The informational cards in museums—the preferred term is "wall labels"—are one of the few forms of writing even less respected than daily journalism. They are anonymous, typically. There are no awards, that I know of. Nobody collects them, and they have no life beyond the length of the exhibit they are prepared for, unless they linger, obscure and unread, in a book version of the show.
So I want to pause, and highlight a particularly noteworthy label at the current Rembrandt Portraits show at The Art Institute, running now until June 3.
It accompanies a self-portrait of the great Dutch artist, and begins: "Rembrandt was his own favorite model—and he was always conveniently available for study."
Ignoring the "and"—superfluous—I want to focus on "conveniently." There is a modest parcel of whimsey packed into that word. A slight joke: He was always around. Wherever Rembrandt went, there he was.
I thought of plunging into the Art Institute PR department and trying to find the identity of the writer. But Wednesday was such a nice day—I shouldn't have been in the museum at all, but just popped in to wait before lunch, spending only, oh, 45 minutes before exiting into Millennium Park to savor the advent—finally, finally, finally—of decent spring weather.

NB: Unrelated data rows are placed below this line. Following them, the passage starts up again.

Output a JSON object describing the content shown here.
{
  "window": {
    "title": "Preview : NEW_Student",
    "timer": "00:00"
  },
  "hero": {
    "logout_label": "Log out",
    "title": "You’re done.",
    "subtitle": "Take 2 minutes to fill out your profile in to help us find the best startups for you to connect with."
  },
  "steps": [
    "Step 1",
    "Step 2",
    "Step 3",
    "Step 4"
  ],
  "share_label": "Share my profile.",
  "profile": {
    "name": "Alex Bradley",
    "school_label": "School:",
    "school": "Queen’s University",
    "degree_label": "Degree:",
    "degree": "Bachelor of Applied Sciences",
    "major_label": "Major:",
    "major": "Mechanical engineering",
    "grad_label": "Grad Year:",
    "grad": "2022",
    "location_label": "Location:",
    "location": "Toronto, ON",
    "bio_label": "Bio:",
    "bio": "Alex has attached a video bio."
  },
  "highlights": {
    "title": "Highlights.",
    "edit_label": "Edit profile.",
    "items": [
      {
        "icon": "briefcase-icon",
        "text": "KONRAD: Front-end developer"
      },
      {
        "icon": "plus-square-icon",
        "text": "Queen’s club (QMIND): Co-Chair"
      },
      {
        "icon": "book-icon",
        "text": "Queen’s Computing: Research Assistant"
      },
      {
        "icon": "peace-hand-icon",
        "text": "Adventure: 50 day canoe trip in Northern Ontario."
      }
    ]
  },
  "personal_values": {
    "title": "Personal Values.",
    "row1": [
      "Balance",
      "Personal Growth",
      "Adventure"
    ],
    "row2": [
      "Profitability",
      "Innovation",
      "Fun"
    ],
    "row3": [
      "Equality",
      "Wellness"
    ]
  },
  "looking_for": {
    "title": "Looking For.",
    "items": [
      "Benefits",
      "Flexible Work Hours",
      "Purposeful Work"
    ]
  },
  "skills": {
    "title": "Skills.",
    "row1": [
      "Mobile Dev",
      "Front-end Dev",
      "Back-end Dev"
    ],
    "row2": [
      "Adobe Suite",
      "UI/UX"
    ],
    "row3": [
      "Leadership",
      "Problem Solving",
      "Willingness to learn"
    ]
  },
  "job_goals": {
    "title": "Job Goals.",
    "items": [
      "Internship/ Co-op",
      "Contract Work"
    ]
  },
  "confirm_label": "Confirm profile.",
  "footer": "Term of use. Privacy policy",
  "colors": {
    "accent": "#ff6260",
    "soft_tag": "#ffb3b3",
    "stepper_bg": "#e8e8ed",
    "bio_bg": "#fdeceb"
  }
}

The Rembrandt Portraits show, by the way, contributed to the brevity of my visit. It consists of the four portraits shown above, two from The Art Institute's collection, two visiting from California. That's it. I understand cultural institutions must do what they must do to draw in the groundlings. But really, giving this gathering a formal name and presenting itself as a cohesive exhibition, well, it strikes me as a minor species of fraud. Forgivable, perhaps, if it puts eyeballs on art. But something beneath a mighty enterprise such as The Art Institute. Or so is my opinion, but I am open to the possibility that I might be mistaken.